Road rage is a term generally used to describe the emotional and physical response to another driver that causes you to become angry and frustrated. It’s natural for drivers who are in close proximity with each other on the road, especially during rush hour traffic, to feel some tension between them. But if you find yourself feeling angry at every other car out there or becoming infuriated by other drivers’ mistakes, then it might be time to take a step back and ask yourself how you can change your perspective on driving.
If you’re experiencing extreme feelings of anger every day while commuting, then maybe it’s time to consider looking into alternative modes of transportation like public transit or biking so that your daily commute doesn’t put an extra burden on your mental health!

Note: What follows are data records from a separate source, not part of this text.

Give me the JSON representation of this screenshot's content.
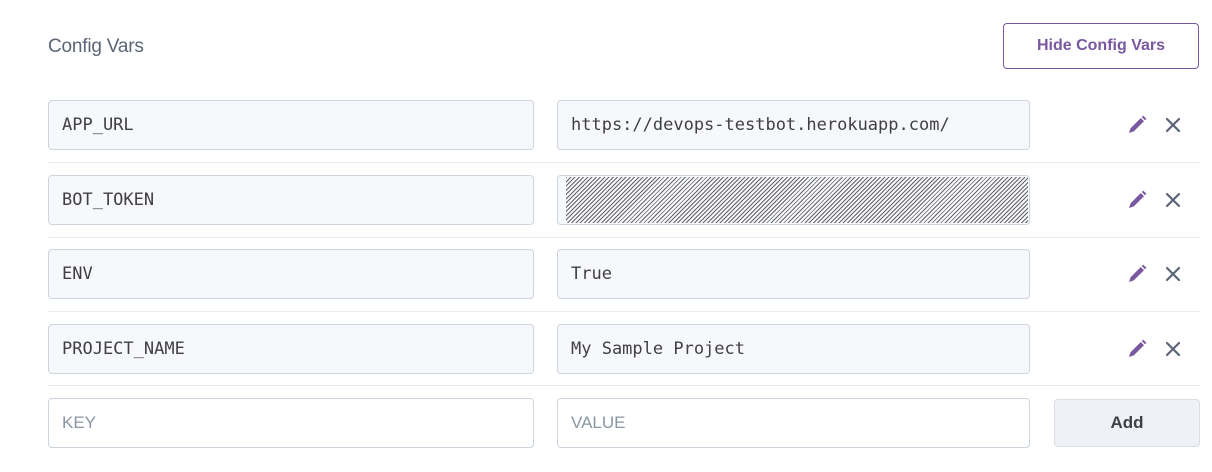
{
  "header": {
    "title": "Config Vars",
    "hide_button_label": "Hide Config Vars"
  },
  "vars": [
    {
      "key": "APP_URL",
      "value": "https://devops-testbot.herokuapp.com/",
      "masked": false
    },
    {
      "key": "BOT_TOKEN",
      "value": "",
      "masked": true
    },
    {
      "key": "ENV",
      "value": "True",
      "masked": false
    },
    {
      "key": "PROJECT_NAME",
      "value": "My Sample Project",
      "masked": false
    }
  ],
  "new_var": {
    "key_placeholder": "KEY",
    "value_placeholder": "VALUE",
    "add_label": "Add"
  },
  "icons": {
    "edit": "pencil-icon",
    "delete": "close-icon"
  },
  "colors": {
    "accent": "#79589f",
    "delete": "#5a6577"
  }
}
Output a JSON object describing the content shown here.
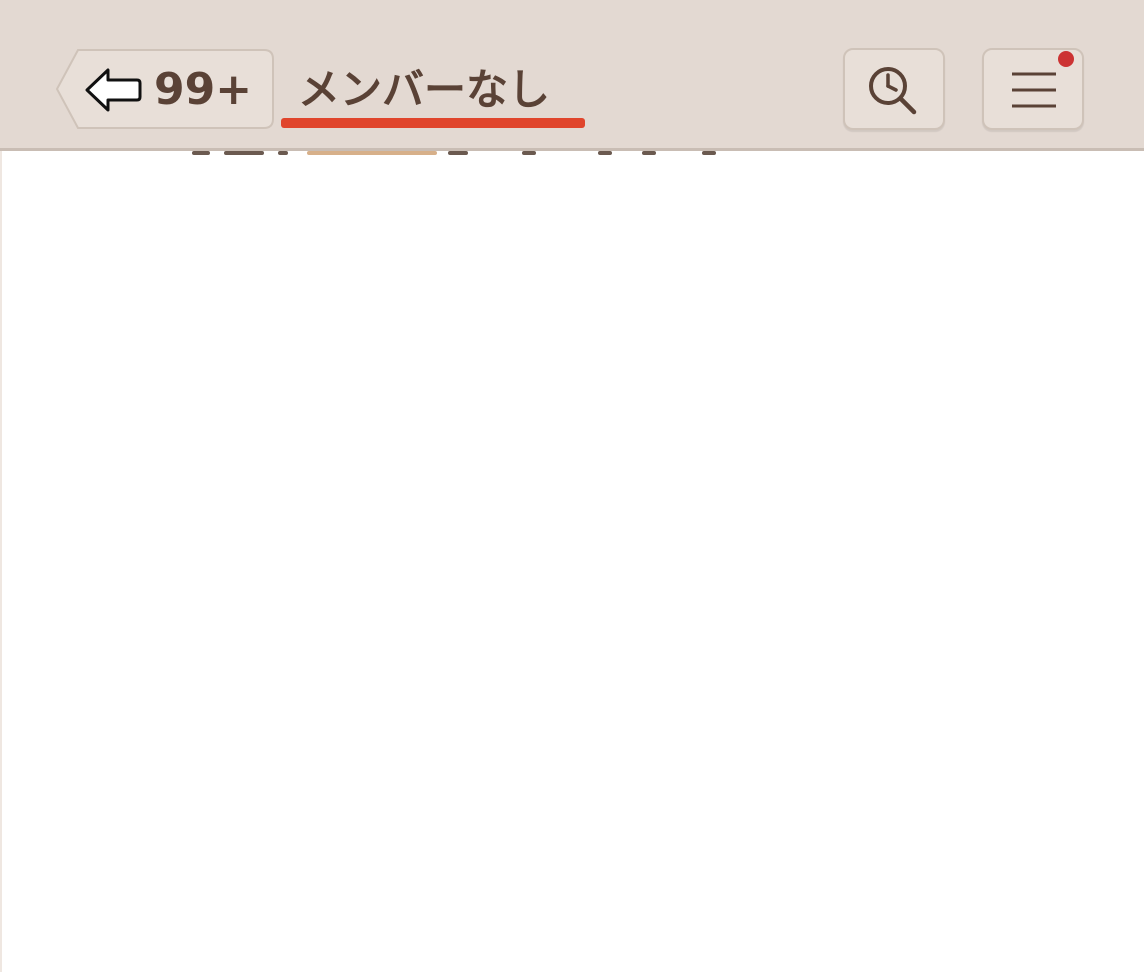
{
  "header": {
    "back_count": "99+",
    "title": "メンバーなし",
    "underline_color": "#e0452c",
    "background_color": "#e3d9d2",
    "text_color": "#5a4236"
  },
  "icons": {
    "back": "arrow-left-outline-icon",
    "history": "clock-search-icon",
    "menu": "hamburger-menu-icon",
    "notification": "notification-dot"
  },
  "notification_color": "#cc3333"
}
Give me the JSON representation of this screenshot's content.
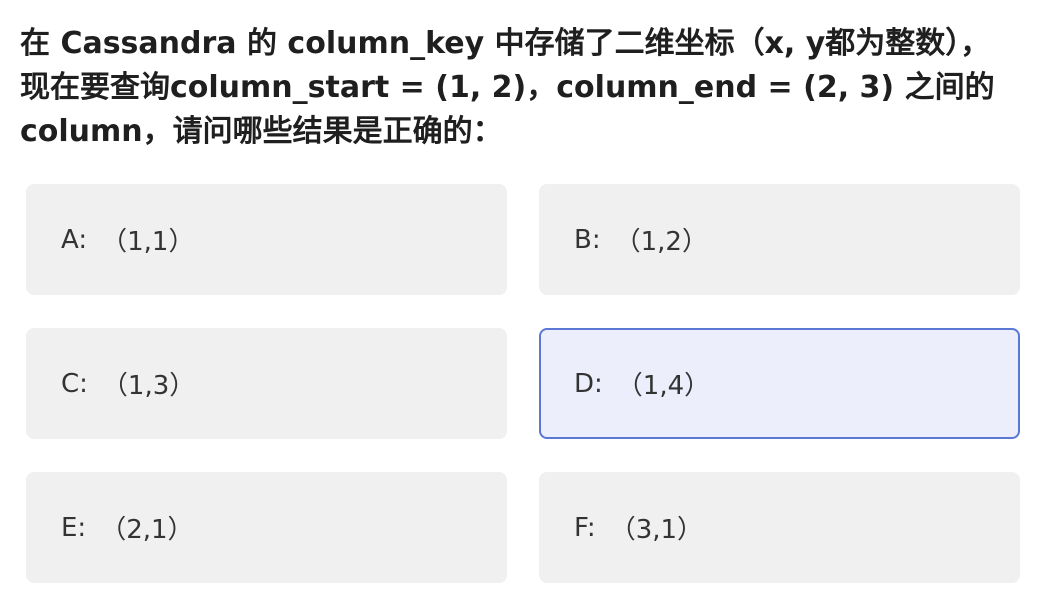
{
  "question": {
    "text": "在 Cassandra 的 column_key 中存储了二维坐标（x, y都为整数），现在要查询column_start = (1, 2)，column_end = (2, 3) 之间的 column，请问哪些结果是正确的："
  },
  "options": [
    {
      "letter": "A:",
      "value": "（1,1）",
      "selected": false
    },
    {
      "letter": "B:",
      "value": "（1,2）",
      "selected": false
    },
    {
      "letter": "C:",
      "value": "（1,3）",
      "selected": false
    },
    {
      "letter": "D:",
      "value": "（1,4）",
      "selected": true
    },
    {
      "letter": "E:",
      "value": "（2,1）",
      "selected": false
    },
    {
      "letter": "F:",
      "value": "（3,1）",
      "selected": false
    }
  ],
  "colors": {
    "option_bg": "#f0f0f0",
    "selected_bg": "#eceffb",
    "selected_border": "#5a78d4"
  }
}
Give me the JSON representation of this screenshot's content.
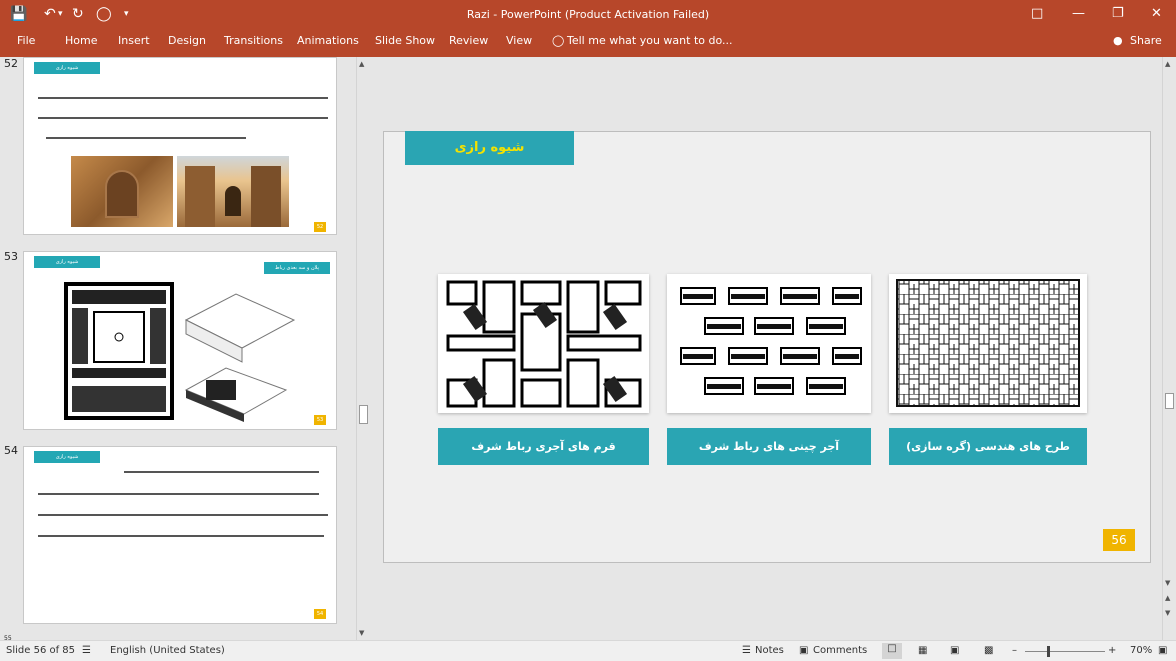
{
  "window": {
    "title": "Razi - PowerPoint (Product Activation Failed)"
  },
  "ribbon": {
    "tabs": [
      "File",
      "Home",
      "Insert",
      "Design",
      "Transitions",
      "Animations",
      "Slide Show",
      "Review",
      "View"
    ],
    "tell_me": "Tell me what you want to do...",
    "share": "Share"
  },
  "thumbnails": [
    {
      "number": "52",
      "header": "شیوه رازی",
      "page": "52"
    },
    {
      "number": "53",
      "header": "شیوه رازی",
      "subheader": "پلان و سه بعدی رباط",
      "page": "53"
    },
    {
      "number": "54",
      "header": "شیوه رازی",
      "page": "54"
    }
  ],
  "slide": {
    "title": "شیوه رازی",
    "captions": [
      "قرم های آجری رباط شرف",
      "آجر چینی های رباط شرف",
      "طرح های هندسی (گره سازی)"
    ],
    "page_number": "56"
  },
  "status": {
    "slide_info": "Slide 56 of 85",
    "language": "English (United States)",
    "notes": "Notes",
    "comments": "Comments",
    "zoom": "70%"
  },
  "colors": {
    "accent": "#b7472a",
    "teal": "#2aa5b3",
    "page_badge": "#f0b400"
  }
}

- Recognize your triggers – what causes you to get angry and frustrated on the road
- Keep a journal of your feelings after an episode of rage so you can identify patterns in behavior that lead to anger
- Practice deep breathing before getting into traffic, this will help calm down the body when it’s reacting to stress
- Use music as a distraction while driving; listen to upbeat songs or podcasts instead of talk radio
- Make time for yourself by scheduling regular breaks from work during heavy workloads or long days behind the wheel
- If possible, avoid peak hours for travel like rush hour and holidays where there is more congestion on roads and highways
There’s a difference between being kind and giving someone space because they need it, and taking the easy way out by cutting them off. If you find that in your life people often push past boundaries (either yours or theirs), then this will help give yourself some much-needed space between incidents where people were trying their best but just couldn’t get things right—and inadvertently hurt others as well.